Judy's Scary Christmas
By Jay Reiner
Bottom line: Connie Champagne's dazzling
performance as Judy Garland hosting a 1959 TV special makes this show a
true holiday treat.
Court Theatre, West Hollywood
Through Dec. 29
Don't look now but Judy Garland is back in
town, starring in a wonderfully strange show called "Judy's
Scary Little Christmas." This is not an impressionist or
impersonator but the real Judy Garland, in the flesh, acting and singing
her brave, jumpy little heart out just as we remember her.

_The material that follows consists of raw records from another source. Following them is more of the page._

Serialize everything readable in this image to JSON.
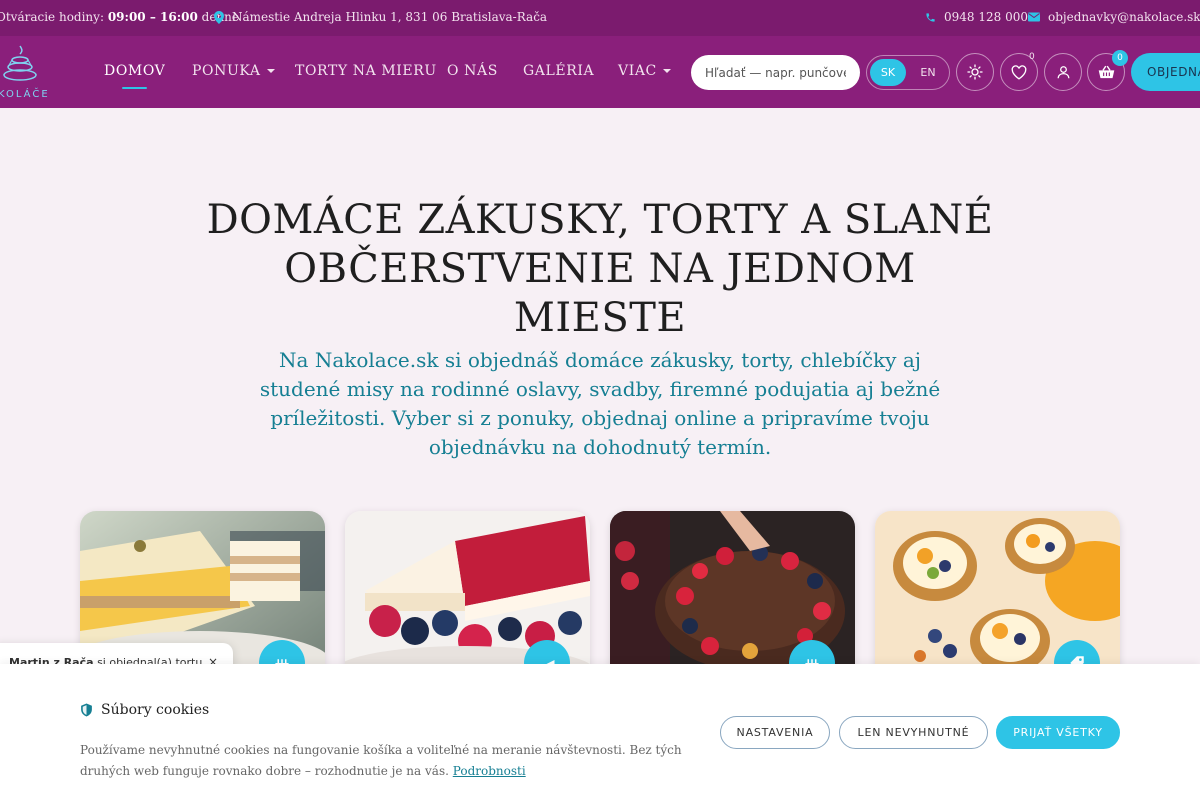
{
  "topbar": {
    "hours_label": "Otváracie hodiny:",
    "hours_time": "09:00 – 16:00",
    "hours_suffix": "denne",
    "address": "Námestie Andreja Hlinku 1, 831 06 Bratislava-Rača",
    "phone": "0948 128 000",
    "email": "objednavky@nakolace.sk"
  },
  "logo": {
    "text": "KOLÁČE"
  },
  "nav": {
    "items": [
      {
        "label": "DOMOV",
        "active": true
      },
      {
        "label": "PONUKA",
        "dropdown": true
      },
      {
        "label": "TORTY NA MIERU"
      },
      {
        "label": "O NÁS"
      },
      {
        "label": "GALÉRIA"
      },
      {
        "label": "VIAC",
        "dropdown": true
      }
    ],
    "search_placeholder": "Hľadať — napr. punčové",
    "lang": [
      "SK",
      "EN"
    ],
    "wishlist_count": "0",
    "cart_count": "0",
    "order_label": "OBJEDNAŤ"
  },
  "hero": {
    "title": "DOMÁCE ZÁKUSKY, TORTY A SLANÉ OBČERSTVENIE NA JEDNOM MIESTE",
    "subtitle": "Na Nakolace.sk si objednáš domáce zákusky, torty, chlebíčky aj studené misy na rodinné oslavy, svadby, firemné podujatia aj bežné príležitosti. Vyber si z ponuky, objednaj online a pripravíme tvoju objednávku na dohodnutý termín."
  },
  "toast": {
    "name": "Martin z Rača",
    "text": "si objednal(a) tortu",
    "close": "×"
  },
  "cookie": {
    "title": "Súbory cookies",
    "description": "Používame nevyhnutné cookies na fungovanie košíka a voliteľné na meranie návštevnosti. Bez tých druhých web funguje rovnako dobre – rozhodnutie je na vás.",
    "link": "Podrobnosti",
    "settings": "NASTAVENIA",
    "necessary": "LEN NEVYHNUTNÉ",
    "accept": "PRIJAŤ VŠETKY"
  },
  "colors": {
    "brand_purple": "#8a1f7b",
    "accent_cyan": "#2ec4e6",
    "text_teal": "#167f93"
  }
}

This flight of fancy will be forgiven by those
fortunate individuals who have already seen Connie Champagne's tour de
force as the legendary Garland. The show
debuted last year at this time to much acclaim. Champagne is so good

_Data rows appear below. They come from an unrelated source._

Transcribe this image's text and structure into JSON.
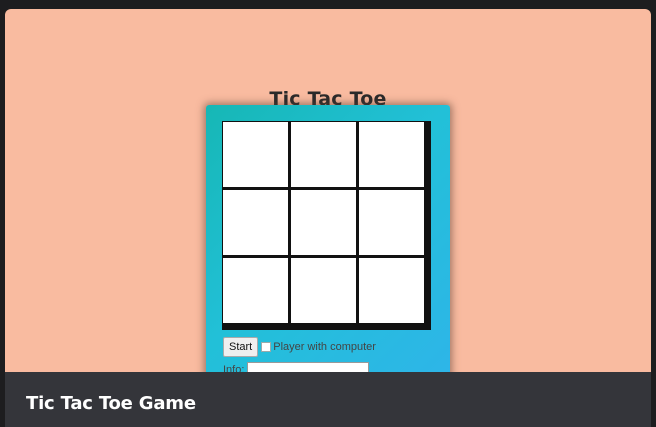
{
  "game": {
    "title": "Tic Tac Toe",
    "board": [
      "",
      "",
      "",
      "",
      "",
      "",
      "",
      "",
      ""
    ],
    "start_label": "Start",
    "computer_checkbox_label": "Player with computer",
    "computer_checkbox_checked": false,
    "info_label": "Info:",
    "info_value": ""
  },
  "caption": {
    "title": "Tic Tac Toe Game"
  },
  "colors": {
    "background": "#f9bba0",
    "panel_gradient_start": "#16b7b5",
    "panel_gradient_end": "#2fb4ea",
    "caption_bar": "#34353a"
  }
}
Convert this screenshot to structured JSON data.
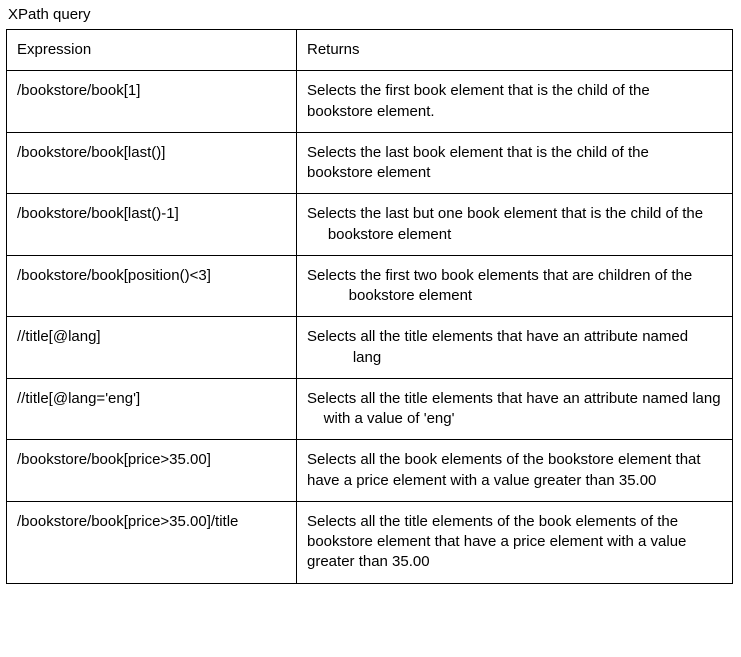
{
  "title": "XPath query",
  "headers": {
    "expression": "Expression",
    "returns": "Returns"
  },
  "rows": [
    {
      "expression": "/bookstore/book[1]",
      "returns": "Selects the first book element that is the child of the        bookstore element."
    },
    {
      "expression": "/bookstore/book[last()]",
      "returns": "Selects the last book element that is the child of the        bookstore element"
    },
    {
      "expression": "/bookstore/book[last()-1]",
      "returns": "Selects the last but one book element that is the child of the      bookstore element"
    },
    {
      "expression": "/bookstore/book[position()<3]",
      "returns": "Selects the first two book elements that are children of the           bookstore element"
    },
    {
      "expression": "//title[@lang]",
      "returns": "Selects all the title elements that have an attribute named            lang"
    },
    {
      "expression": "//title[@lang='eng']",
      "returns": "Selects all the title elements that have an attribute named lang     with a value of 'eng'"
    },
    {
      "expression": "/bookstore/book[price>35.00]",
      "returns": "Selects all the book elements of the bookstore element that    have a price element with a value greater than 35.00"
    },
    {
      "expression": "/bookstore/book[price>35.00]/title",
      "returns": "Selects all the title elements of the book elements of the          bookstore element that have a price element with a value greater than 35.00"
    }
  ]
}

that it's possible to believe that Garland has actually been
reincarnated, right down to the last fluttery gesture and vibrato note.
This is not, however, a one-woman show. Garland
is surrounded by such luminaries as Bing Crosby (Sean Smith), Ethel
Merman (Lauri Johnson), Joan Crawford (Joanne O'Brien), Liberace (Don
Lucas) and -- an inspired pairing -- Richard Nixon and Lillian Hellman
(Eric Anderson and Jan Sheldrick).
The occasion -- supposedly -- is a 1959 TV
Christmas special that Garland is hosting by way of making another
comeback. It's a grand idea, filled with slyly amusing possibilities,
many of which writers James Webber and David Church and composer Joe
Patrick Ward fully exploit.
The interesting thing to note about these
particular celebrities is that their private lives were often a mess
and/or they had a secret or devious side at odds with their public
image. Act 1 gives us the sunny side of their personas as Judy greets
them one by one on camera, and everyone is up to their eyebrows (Nixon's
and Crawford's eyebrows together could carpet a small room) in synthetic
holiday cheer and familiar showbiz cliches.
Act 2 takes a sharp turn into the twilight zone
when Death (Mark A. Cross) crashes the party. It turns out that nothing
is really as it seemed to be, least of all Judy herself, and everyone
onstage is badly in need of redemption. There's a touch of "A
Christmas Carol" and "It's a Wonderful Life" in the
proceedings, not to mention an angel in a sailor suit (Dustin Strong)
who may have wandered in from "Angels in America."
Act 2 is a gamble that only partly pays off.
The writers haven't quite figured out how to say something meaningful
about these characters without losing some of the buoyancy and wicked
playfulness of Act 1. A song or two before the splendid finale might
help. In fact, Death could use a number to
call his own.
Cole has staged the show in top-notch fashion, and every cast member
makes a valuable contribution. Ward's original songs serve the material
perfectly, with Champagne's "Angel Star" and "Make It
Shine" both knockouts in the Garland manner. A special nod to the
Nixon-Hellman duet that contains the clever refrain, "Are you now
or have you ever been ... in love?"
JUDY'S SCARY LITTLE CHRISTMAS
James Webber, David Church
and lyrics: Joe Patrick Ward
and lighting designer: James Webber
designer: Jeannine Campi
gowns: Ricky Gilbert
director: Joe Patrick Ward
James Webber, David Church, Joe Patrick Ward
Garland: Connie Champagne
Crosby: Sean Smith
Merman: Lauri Johnson
Nixon: Eric Anderson
Hellman: Jan Sheldrick
Crawford: Joanne O'Brien
Mark A. Cross
Allen Everman II, Heather Holland, Terri Homberg-Olsen, Jonathan Neeley